The theme of the lecture, presented by Wells Fargo, is “Defining Who We Are.” It will tackle topics ranging from social media: protect your image, civil rights and legacy leadership, and ethics in leadership.
The nonprofit National Black College Alumni Hall of Fame Foundation was founded in 1986 by members of the National Council of Alumni Associations. The foundation is dedicated to sustaining and growing Historically Black Colleges and Universities (HBCU’s) through alumni recognition, scholarships, training and technical assistance, and programs to promote humanitarian involvement.
The lecture series is held on several Historically Black College and University (HBCU) campuses during the school year.

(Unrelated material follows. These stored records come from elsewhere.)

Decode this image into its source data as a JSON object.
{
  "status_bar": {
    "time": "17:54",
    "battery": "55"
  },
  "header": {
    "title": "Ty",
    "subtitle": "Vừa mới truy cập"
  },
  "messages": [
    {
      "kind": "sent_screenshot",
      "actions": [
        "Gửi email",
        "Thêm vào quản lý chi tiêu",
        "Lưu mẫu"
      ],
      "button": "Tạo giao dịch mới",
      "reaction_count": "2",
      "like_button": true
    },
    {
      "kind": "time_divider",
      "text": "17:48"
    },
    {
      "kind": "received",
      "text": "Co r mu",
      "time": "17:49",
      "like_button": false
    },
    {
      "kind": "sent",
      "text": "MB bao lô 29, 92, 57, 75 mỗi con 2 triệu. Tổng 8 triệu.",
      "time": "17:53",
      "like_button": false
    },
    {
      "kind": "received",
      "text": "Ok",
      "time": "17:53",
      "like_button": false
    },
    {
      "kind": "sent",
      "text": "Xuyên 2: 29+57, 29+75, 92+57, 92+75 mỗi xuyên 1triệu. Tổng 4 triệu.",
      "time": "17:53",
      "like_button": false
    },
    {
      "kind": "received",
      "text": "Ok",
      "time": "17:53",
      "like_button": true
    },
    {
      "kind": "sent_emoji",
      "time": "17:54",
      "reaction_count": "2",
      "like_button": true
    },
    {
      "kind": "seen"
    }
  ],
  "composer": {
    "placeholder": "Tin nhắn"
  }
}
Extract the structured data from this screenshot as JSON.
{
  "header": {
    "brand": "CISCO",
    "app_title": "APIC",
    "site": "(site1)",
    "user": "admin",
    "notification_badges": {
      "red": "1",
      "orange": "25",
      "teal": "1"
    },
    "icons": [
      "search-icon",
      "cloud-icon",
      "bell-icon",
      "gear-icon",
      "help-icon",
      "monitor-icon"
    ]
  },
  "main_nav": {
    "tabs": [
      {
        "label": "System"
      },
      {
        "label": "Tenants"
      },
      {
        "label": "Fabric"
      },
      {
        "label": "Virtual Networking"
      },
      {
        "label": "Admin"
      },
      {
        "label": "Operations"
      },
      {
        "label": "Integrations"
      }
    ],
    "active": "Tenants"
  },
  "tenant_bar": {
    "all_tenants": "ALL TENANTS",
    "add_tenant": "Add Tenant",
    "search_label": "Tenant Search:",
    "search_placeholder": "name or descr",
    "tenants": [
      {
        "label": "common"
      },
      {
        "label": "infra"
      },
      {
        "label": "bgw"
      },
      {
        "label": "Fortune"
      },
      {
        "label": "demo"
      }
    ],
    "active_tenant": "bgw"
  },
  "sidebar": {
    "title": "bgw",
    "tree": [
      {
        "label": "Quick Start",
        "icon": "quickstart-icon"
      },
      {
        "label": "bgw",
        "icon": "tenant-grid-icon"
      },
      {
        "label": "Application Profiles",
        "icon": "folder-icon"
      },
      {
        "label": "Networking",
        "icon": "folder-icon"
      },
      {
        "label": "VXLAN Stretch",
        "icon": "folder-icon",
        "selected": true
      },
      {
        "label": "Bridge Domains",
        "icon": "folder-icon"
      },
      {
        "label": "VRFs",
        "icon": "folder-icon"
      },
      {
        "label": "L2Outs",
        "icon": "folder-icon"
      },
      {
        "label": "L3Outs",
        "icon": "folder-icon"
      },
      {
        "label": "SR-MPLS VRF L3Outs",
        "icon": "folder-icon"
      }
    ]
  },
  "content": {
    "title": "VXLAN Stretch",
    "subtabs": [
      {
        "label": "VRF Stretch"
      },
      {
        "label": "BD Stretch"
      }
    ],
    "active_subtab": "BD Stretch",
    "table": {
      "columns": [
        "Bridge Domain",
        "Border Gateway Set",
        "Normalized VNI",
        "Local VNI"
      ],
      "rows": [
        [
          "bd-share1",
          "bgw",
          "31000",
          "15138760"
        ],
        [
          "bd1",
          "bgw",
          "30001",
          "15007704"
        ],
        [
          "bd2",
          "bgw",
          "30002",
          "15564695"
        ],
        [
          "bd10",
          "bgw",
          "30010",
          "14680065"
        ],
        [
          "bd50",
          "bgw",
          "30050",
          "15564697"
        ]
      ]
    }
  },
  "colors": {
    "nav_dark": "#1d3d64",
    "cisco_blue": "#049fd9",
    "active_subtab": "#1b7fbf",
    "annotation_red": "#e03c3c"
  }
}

Its goal is to expose students to resources, talents and expertise of educators, scholars, researchers, celebrities, behaviorists and practitioners who share their collective wisdom, knowledge and experiences with the next generation of leaders.
Panelists for Wednesday’s program are Thomas W. Dortch Jr., NBAC Hall of Fame chair; Jamila Mustafa, MTV and BET Networks, iHeart Media and ESPN personality; Stevie Briggs Jr., former NFL player and actor; Anta Sallah Njie, 2018-2019 Miss NBCA Hall of Fame; Hank Stewart, author and poet; Natalie Purham, 2018-2019 Miss LeMoyne-Owen College, and Karim Muhammad, LOC SGA president.
A round table discussion with LOC student leaders from 9 a.m. to 10 a.m. will precede the 11 a.m, program.
For 61 years, members of Memphis’ faith community have partnered with LeMoyne-Owen College to stage the International Tea, a major fundraiser for the college and a culinary treat featuring foods from various countries.
This year’s event will be held at 4 p.m. Sunday, Feb. 17, at Metropolitan Baptist Church, 767 Walker Ave., next door to the college.
The Tea is an important partnership between area churches and LOC, regarding advocacy and financial support for the 157-year-old college. Participating churches prepare foods from different countries.
Last year’s International Tea raised some $28,000 for scholarships.
The International Tea was founded by the late Dr. Benjamin L. Hooks, who, according to LOC President Andrea Lewis Miller, “understood the invaluable role and tradition the faith community has played in the life of Historically Black Colleges and Universities like LeMoyne-Owen College.”